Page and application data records

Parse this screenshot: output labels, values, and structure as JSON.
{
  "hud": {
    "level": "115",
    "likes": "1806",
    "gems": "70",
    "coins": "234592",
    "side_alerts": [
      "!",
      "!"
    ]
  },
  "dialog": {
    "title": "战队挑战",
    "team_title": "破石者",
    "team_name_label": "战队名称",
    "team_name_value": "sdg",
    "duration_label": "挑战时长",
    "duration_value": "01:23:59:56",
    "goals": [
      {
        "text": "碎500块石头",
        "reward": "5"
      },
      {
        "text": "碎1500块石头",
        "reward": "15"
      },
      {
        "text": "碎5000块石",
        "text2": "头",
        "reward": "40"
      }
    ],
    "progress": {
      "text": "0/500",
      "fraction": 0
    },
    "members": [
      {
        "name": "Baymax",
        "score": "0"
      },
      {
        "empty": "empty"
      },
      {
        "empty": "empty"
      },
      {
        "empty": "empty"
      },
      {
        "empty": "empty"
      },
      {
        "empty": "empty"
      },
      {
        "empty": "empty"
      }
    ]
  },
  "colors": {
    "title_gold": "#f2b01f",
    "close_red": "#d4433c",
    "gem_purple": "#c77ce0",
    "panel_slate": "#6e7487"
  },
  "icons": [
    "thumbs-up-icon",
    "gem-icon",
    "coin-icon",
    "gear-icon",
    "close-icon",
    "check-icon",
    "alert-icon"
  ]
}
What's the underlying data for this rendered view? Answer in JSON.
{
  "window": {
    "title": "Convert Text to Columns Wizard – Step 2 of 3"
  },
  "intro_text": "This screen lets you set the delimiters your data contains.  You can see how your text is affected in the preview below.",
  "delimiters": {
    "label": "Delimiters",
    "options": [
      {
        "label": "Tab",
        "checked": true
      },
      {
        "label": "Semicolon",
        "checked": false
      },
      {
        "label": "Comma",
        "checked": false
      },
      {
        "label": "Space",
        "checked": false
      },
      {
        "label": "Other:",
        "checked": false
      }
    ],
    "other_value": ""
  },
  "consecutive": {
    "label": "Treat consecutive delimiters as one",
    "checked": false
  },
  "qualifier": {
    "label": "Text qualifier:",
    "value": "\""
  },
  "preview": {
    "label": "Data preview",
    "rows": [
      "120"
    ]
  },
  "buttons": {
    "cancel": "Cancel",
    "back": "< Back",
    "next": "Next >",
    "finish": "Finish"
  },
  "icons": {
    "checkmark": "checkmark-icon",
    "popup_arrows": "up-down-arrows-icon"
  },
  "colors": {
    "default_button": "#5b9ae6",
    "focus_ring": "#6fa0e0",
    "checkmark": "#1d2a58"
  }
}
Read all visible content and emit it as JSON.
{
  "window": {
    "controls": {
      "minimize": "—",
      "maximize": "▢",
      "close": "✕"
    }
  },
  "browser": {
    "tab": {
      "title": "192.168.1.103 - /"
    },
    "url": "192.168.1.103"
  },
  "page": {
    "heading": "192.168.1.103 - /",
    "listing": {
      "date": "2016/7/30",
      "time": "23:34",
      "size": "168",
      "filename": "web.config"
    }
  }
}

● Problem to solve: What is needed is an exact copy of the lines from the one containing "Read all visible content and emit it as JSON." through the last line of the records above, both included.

● Finished exercise:
Read all visible content and emit it as JSON.
{
  "window": {
    "controls": {
      "minimize": "—",
      "maximize": "▢",
      "close": "✕"
    }
  },
  "browser": {
    "tab": {
      "title": "192.168.1.103 - /"
    },
    "url": "192.168.1.103"
  },
  "page": {
    "heading": "192.168.1.103 - /",
    "listing": {
      "date": "2016/7/30",
      "time": "23:34",
      "size": "168",
      "filename": "web.config"
    }
  }
}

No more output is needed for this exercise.